Series IV, INTERVIEWS AND LECTURES, 1968-2001 (#169-197), contains interviews with, and lectures by or about, Judy Chicago, and her place in the feminist art movement.
After receiving her B.A. (1962) and M.F.A. (1964) from the University of California, Los Angeles, Chicago received recognition for her minimalist sculpture through an exhibition at the Los Angeles County Museum of Art (1967) and a one-woman show at California State University at Fullerton (1970).
Increasingly sensitive to the need for an environment in which women artists could express themselves freely without regard to an art world dominated by males, Chicago pioneered feminist art education programs through her experience as assistant and founder of the Women's Art Program California State University at Fresno (1969-1971) and as instructor and co-founder of the Feminist Studio Workshop at the California Institute of the Arts (1971-1973). Her experience with the Feminist Art Program culminated in Womanhouse (1971), an installation she directed with the artist Miriam Shapiro. In 1973, Chicago organized the Feminist Studio Workshop, the first independent feminist art program in the country.

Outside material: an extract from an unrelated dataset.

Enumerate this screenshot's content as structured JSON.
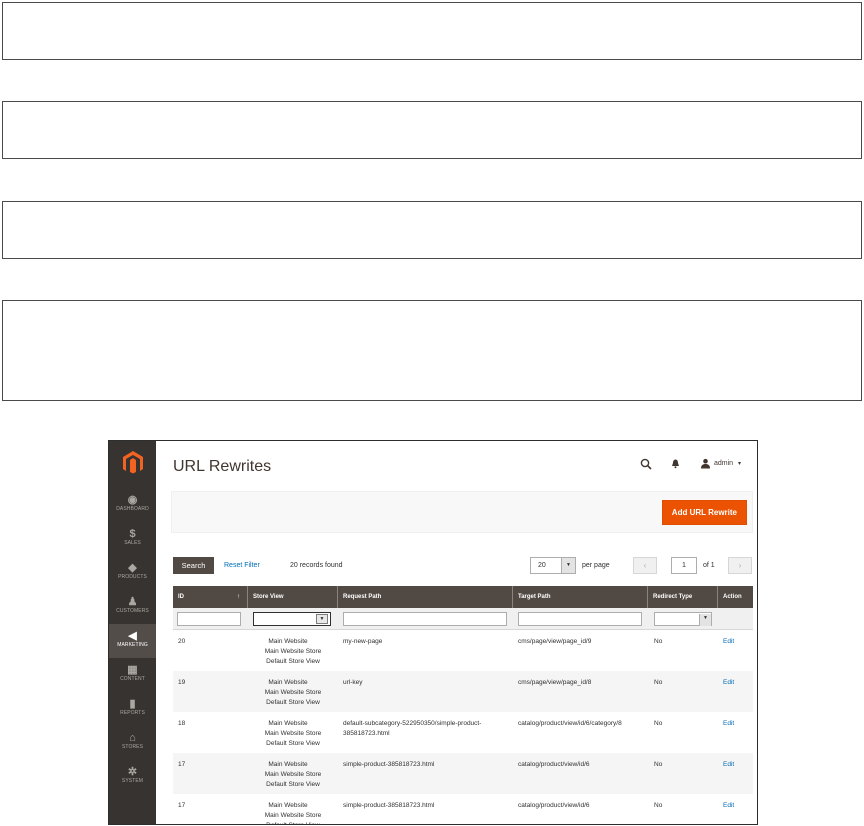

Chicago is best known for The Dinner Party (1974-1979), a multi-media installation honoring the achievements of women in Western civilization. Created with the participation of hundreds of volunteers, The Dinner Party was viewed by approximately one million people in exhibitions in the U.S. and abroad between 1979 and 1988. In 1978, Chicago established a non-profit organization, Through the Flower to support the completion of The Dinner Party. Through the Flower continues to this day as an "arts organization whose mission is to create a cultural legacy built upon the vision embodied in the work of Judy Chicago through education, exhibition and preservation" (www.judychicago.com). Since 2002, The Dinner Party has been permanently housed at the Brooklyn Museum of Art in New York.
Committed to using art as a vehicle for intellectual and social change, Chicago created The Birth Project (1980-1985), a series of birth and creation images for needlework executed by skilled stitchers around the country, and the Holocaust Project (1984-1993) in collaboration with her husband, photographer Donald Woodman. A frequent lecturer, she is the author of Through the Flower: My Struggle as a Woman Artist (1975), Beyond the Flower: The Autobiography of a Feminist Artist (1996), and a number of books on her work.
- Series I. THE DINNER PARTY AND RESPONSES TO THE WORK, 1976-1999 (#1-61)
- Series II. THE BIRTH PROJECT, 1980-1985 (#62-151)
- Series III. HOLOCAUST PROJECT, 1986-1996 (#152-168)
- Series IV. INTERVIEWS AND LECTURES, 1968-2001 (#169-197)
Immediate Source of Acquisition
These audiotapes were included with the papers of Judy Chicago (MC 502) and (MC 909) that were given to the Schlesinger Library between 1996 and 2018 by Judy Chicago.
By: Joanne Donovan
Updated: September 2019
By: Joanne Donovan
- Art exhibitions
- Art, Modern--20th century
- Artists--United States
- Childbirth in art
- China painting
- Feminism in art--United States
- Group work in art--United States
- Holocaust, Jewish (1939-1945), in art
- Jewish women--United States
- Needlework--United States
- Sex discrimination against women--United States
- Women artists--United States
- Women in art
- Chicago, Judy, 1939-. Audiotape collection of Judy Chicago, 1968-2001: A Finding Aid
- Arthur and Elizabeth Schlesinger Library on the History of Women in America
- EAD ID
Part of the Schlesinger Library, Radcliffe Institute Repository
The preeminent research library on the history of women in the United States, the Schlesinger Library documents women's lives from the past and present for the future.
3 James St.
Cambridge MA 02138 USA